• **INFORMATION SUPPLIED**:
⁂

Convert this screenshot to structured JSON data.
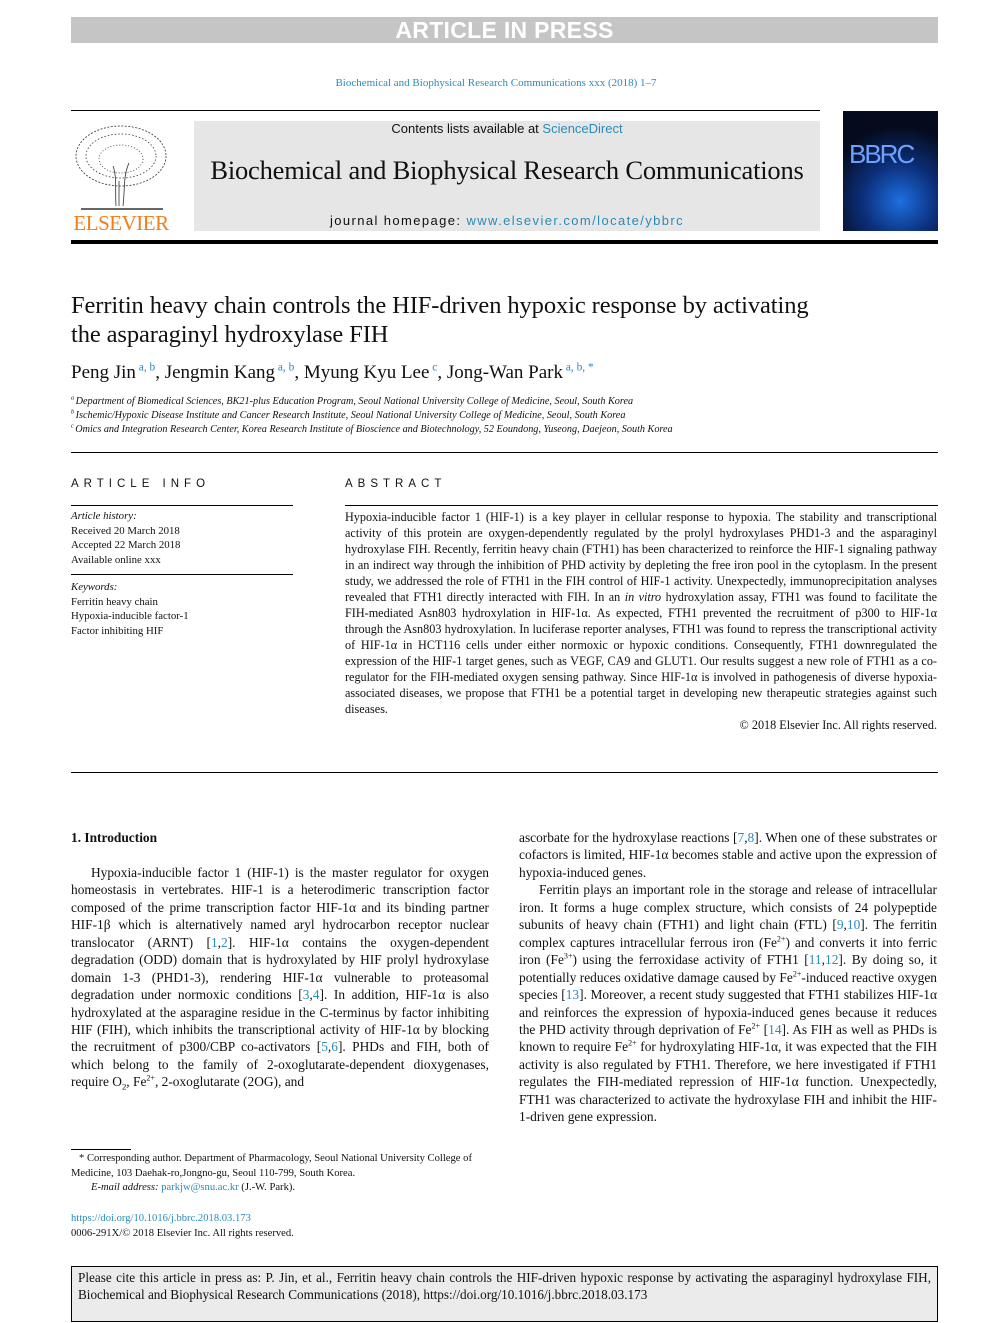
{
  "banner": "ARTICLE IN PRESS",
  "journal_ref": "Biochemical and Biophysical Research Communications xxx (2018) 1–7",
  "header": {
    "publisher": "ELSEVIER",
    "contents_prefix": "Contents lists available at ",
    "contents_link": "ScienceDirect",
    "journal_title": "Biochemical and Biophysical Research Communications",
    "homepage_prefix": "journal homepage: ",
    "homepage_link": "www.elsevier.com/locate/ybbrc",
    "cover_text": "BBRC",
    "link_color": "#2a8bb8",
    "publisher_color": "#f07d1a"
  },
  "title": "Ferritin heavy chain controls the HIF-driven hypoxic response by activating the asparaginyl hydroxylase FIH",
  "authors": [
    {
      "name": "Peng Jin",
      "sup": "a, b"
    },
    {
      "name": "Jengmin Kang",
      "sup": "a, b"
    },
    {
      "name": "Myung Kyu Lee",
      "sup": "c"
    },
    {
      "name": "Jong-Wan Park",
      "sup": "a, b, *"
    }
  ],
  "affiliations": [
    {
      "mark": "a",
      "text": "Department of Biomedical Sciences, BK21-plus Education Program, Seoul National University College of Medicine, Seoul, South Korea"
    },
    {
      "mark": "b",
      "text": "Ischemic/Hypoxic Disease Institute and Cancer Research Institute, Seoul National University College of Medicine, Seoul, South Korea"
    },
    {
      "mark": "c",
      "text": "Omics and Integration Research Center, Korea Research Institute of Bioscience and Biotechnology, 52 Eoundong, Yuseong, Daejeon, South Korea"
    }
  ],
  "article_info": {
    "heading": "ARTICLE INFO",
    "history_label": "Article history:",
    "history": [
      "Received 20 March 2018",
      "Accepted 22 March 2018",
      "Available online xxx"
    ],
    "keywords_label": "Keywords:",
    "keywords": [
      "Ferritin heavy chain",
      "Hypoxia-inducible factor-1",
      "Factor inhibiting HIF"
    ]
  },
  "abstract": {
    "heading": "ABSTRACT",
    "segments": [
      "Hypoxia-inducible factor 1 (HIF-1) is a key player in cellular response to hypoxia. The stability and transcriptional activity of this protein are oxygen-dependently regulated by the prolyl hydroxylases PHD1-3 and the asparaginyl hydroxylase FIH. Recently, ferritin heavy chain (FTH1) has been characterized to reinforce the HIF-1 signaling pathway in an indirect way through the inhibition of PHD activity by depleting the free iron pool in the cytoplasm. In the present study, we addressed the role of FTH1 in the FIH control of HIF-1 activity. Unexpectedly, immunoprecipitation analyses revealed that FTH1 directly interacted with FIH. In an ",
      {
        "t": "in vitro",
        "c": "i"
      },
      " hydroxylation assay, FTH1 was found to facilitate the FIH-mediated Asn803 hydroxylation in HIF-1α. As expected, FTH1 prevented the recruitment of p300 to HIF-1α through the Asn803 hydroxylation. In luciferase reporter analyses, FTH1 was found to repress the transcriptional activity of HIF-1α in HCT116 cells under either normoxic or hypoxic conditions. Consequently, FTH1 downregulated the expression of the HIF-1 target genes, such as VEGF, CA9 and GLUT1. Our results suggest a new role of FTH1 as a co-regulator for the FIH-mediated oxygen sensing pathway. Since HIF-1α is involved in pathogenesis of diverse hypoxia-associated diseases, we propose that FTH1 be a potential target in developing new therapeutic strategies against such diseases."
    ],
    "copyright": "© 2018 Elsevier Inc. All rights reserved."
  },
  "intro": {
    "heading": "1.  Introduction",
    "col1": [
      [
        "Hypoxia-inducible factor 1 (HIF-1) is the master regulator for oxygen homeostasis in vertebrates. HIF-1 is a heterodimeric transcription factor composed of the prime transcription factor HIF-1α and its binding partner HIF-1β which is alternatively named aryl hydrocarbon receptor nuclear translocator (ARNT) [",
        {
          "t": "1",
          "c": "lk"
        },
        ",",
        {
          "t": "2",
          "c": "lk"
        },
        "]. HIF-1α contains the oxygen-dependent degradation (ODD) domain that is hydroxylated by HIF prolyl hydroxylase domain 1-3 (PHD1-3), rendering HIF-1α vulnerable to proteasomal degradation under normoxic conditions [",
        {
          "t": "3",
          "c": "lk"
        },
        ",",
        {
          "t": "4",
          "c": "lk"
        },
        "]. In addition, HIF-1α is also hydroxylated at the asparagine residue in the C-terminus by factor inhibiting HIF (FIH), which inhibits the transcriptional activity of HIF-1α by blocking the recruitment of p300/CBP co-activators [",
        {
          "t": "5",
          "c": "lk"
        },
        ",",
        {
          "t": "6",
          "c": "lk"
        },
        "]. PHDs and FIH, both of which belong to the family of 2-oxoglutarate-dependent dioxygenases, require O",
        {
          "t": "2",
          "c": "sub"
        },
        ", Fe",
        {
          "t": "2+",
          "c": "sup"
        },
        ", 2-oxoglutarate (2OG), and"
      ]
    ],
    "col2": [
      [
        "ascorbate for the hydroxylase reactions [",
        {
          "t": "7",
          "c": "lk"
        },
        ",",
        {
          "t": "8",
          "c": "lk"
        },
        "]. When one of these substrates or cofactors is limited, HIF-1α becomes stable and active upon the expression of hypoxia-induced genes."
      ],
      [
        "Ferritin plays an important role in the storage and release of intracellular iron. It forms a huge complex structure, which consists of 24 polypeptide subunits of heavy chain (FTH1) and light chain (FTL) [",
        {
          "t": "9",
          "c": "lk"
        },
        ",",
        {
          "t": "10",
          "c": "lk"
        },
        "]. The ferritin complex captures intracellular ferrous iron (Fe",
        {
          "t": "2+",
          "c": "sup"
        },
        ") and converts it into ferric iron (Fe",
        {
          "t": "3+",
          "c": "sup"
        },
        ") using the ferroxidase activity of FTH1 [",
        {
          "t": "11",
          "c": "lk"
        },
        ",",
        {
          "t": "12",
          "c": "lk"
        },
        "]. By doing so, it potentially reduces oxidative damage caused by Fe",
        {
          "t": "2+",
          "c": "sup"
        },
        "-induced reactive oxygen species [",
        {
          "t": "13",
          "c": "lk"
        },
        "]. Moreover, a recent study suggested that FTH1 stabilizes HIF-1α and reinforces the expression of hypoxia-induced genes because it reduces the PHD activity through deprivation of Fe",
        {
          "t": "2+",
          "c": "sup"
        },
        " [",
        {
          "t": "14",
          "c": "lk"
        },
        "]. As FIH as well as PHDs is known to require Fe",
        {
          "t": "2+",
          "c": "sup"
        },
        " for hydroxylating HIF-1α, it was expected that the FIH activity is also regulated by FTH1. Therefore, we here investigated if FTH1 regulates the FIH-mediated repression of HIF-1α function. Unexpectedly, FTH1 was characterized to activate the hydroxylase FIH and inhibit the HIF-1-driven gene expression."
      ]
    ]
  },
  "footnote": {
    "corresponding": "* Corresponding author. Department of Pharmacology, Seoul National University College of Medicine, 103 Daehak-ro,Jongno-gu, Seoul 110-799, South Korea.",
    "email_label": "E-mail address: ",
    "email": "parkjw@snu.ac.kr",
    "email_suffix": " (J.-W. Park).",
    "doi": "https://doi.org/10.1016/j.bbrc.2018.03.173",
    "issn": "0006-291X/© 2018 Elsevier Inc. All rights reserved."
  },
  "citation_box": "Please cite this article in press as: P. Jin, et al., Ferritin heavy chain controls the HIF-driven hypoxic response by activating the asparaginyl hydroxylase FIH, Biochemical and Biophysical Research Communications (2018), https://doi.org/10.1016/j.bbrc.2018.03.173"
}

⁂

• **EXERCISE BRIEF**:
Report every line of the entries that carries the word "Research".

• **RESULT OF THIS TASK**:
  "journal_ref": "Biochemical and Biophysical Research Communications xxx (2018) 1–7",
    "journal_title": "Biochemical and Biophysical Research Communications",
      "text": "Ischemic/Hypoxic Disease Institute and Cancer Research Institute, Seoul National University College of Medicine, Seoul, South Korea"
      "text": "Omics and Integration Research Center, Korea Research Institute of Bioscience and Biotechnology, 52 Eoundong, Yuseong, Daejeon, South Korea"
  "citation_box": "Please cite this article in press as: P. Jin, et al., Ferritin heavy chain controls the HIF-driven hypoxic response by activating the asparaginyl hydroxylase FIH, Biochemical and Biophysical Research Communications (2018), https://doi.org/10.1016/j.bbrc.2018.03.173"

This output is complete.